At night, I want to ask before my appendix operation is smooth and my periods are coming up even in a month bs 2x menstruation. Well, my last period was June, on the 10th. July 5, I was in the hospital and was operating appendix on the 7th, and on the 10th, I was home on the 13th, I started working on the 14th, I woke up, I suddenly got out, I got a lot of green wrn moss green and the smell then I still entered the hospital again and I operated on the 2nd July 18th and I was treated for 1 month more. But why from my first operation until now in January 2019, I can’t get my period too, right? Is that dangerous? Thanks.
Thank you for asking HealthReplies.com.
Appendicitis (appendicitis) if you do not get the right treatment at risk of experiencing rupture (rupture) and cause dangerous complications, even to the point of life threatening. To prevent this complication, most doctors will advise patients with appendicitis to undergo surgery (appendectomy). On appendectomy, healing of the external wound will generally last less than 1 to 2 weeks. However, if an infection occurs, the scar can heal longer, continue to runny, and remove the abnormal secretions as you experience, so that further treatment needs to be done.

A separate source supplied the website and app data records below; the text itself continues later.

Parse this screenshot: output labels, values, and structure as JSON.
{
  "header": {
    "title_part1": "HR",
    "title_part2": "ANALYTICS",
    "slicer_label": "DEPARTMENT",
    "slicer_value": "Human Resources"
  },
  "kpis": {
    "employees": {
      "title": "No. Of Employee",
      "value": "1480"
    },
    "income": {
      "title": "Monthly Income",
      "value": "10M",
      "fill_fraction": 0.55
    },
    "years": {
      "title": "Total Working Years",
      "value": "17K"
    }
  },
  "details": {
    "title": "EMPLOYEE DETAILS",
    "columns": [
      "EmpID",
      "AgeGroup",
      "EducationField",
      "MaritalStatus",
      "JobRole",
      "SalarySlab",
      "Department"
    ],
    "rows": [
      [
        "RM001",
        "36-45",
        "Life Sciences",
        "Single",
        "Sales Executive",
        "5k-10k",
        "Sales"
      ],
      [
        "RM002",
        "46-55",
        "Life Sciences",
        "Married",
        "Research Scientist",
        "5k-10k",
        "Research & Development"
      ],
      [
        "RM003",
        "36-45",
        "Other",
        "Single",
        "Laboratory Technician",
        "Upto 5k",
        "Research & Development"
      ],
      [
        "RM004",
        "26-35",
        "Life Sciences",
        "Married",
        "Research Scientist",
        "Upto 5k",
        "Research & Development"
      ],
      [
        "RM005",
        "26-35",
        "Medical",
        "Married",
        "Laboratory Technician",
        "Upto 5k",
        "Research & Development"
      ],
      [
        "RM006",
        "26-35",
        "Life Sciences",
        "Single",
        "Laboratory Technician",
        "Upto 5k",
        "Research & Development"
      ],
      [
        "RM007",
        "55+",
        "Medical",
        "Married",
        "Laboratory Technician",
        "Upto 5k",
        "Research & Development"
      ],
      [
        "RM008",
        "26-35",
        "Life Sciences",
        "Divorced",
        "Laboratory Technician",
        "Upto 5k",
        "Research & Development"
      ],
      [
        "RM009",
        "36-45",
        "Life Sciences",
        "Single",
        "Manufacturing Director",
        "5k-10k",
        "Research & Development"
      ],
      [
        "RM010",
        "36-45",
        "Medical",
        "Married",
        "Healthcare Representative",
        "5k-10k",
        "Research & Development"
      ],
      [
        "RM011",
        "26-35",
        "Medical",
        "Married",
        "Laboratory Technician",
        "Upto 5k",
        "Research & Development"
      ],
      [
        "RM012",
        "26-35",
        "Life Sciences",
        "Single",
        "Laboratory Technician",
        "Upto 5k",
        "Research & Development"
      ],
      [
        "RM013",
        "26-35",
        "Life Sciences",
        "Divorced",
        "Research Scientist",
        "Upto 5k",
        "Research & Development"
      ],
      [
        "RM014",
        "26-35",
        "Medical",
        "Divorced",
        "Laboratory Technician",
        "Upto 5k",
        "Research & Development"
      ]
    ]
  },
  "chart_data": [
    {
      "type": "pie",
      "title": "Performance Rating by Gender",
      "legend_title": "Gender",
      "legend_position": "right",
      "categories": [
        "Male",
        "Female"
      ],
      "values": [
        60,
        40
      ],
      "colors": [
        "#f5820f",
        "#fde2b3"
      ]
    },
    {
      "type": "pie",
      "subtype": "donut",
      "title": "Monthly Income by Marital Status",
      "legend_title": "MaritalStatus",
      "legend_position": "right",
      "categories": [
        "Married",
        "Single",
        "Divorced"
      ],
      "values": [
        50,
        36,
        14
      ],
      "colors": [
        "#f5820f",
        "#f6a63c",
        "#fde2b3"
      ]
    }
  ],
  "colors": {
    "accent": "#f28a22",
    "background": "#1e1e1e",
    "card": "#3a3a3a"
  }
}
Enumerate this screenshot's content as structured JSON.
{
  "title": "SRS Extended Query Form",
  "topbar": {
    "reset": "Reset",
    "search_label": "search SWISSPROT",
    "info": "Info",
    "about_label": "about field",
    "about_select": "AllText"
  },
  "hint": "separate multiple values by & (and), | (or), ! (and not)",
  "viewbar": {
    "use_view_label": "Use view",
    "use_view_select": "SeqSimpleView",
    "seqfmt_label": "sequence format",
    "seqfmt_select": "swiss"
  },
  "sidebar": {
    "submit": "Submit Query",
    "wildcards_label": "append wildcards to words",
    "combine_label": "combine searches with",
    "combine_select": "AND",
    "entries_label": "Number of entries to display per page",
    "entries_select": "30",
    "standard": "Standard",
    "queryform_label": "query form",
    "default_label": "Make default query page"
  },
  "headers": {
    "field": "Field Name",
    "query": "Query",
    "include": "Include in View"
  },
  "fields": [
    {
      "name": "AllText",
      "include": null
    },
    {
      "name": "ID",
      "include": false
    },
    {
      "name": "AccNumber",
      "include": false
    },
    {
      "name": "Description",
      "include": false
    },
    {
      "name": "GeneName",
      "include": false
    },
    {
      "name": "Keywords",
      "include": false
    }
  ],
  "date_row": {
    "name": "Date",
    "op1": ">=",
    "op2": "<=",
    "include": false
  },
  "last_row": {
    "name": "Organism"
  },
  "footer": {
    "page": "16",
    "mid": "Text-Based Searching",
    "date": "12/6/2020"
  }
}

In fact, there is no direct link between appendicitis or appendectomy and the menstrual cycle. Menstrual cycles are more influenced by reproductive hormones in the body that are produced fluctuatively. The production of these hormones is greatly influenced by the activities carried out, mental condition, lifestyle, consumption of drugs, contraception used, and many other factors. Indirectly, it could be, the stress that you experience due to experiencing appendectomy and undergoing repeated operations cause disruption in the balance of hormones that regulate menstruation. As a result, your periods can be irregular because of it.
Aside from the effects of the illnesses and operations you have had before, it could also be that your menstrual period did not occur due to other causes, such as pregnancy, the effect of contraception or medications consumed, fatigue, ovarian cysts, thyroid gland abnormalities, obesity or obesity, etc.
Considering your menstruation has not come until more than 3 months, you should check yourself to a doctor or obstetrician. That way, you can certainly get the best treatment according to the conditions that underlie your complaints. Not only that, at home, you should also make the following efforts to make your periods more regular:
Get post-operative care as advised by a doctor
Maintain your ideal body weight
Do not carelessly take medication, except as prescribed by a doctor
Live a healthy diet, multiply antioxidants